Exercise:
Look through the data below and count each line where the word "仓库位置" appears. Reply with the count alone.

Raw data:
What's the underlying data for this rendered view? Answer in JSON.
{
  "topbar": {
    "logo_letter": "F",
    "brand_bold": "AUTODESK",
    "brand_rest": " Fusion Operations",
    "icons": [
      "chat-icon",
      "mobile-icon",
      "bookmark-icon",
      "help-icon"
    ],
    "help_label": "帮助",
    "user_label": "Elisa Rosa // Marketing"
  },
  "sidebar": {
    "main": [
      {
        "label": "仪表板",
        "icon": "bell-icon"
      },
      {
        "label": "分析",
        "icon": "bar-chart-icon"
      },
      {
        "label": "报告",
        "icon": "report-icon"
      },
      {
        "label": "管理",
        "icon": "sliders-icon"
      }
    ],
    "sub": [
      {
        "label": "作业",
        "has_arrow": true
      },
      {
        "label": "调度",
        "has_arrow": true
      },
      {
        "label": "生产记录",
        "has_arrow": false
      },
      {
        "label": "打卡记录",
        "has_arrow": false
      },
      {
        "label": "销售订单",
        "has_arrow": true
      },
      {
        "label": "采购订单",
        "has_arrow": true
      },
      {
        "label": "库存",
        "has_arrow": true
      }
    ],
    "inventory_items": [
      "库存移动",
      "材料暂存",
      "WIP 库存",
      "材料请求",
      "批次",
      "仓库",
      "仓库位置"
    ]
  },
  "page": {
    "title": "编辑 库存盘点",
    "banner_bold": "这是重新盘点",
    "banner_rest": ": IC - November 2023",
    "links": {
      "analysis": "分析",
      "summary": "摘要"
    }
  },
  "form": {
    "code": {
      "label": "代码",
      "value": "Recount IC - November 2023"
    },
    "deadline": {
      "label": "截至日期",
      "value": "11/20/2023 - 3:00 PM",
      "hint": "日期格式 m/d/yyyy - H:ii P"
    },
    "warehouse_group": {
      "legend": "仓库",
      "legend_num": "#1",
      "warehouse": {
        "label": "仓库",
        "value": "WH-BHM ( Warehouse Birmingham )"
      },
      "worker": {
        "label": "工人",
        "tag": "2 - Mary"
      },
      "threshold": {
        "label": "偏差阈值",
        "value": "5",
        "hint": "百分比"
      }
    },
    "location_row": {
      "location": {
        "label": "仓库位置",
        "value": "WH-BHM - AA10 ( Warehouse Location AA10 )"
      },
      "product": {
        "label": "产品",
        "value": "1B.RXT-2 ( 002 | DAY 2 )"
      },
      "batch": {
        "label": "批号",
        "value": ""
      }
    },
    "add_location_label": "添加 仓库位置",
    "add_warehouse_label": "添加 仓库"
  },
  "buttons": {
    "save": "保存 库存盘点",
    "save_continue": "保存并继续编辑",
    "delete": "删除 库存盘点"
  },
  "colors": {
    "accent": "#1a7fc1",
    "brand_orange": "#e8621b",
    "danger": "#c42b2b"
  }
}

Solution for this problem:
3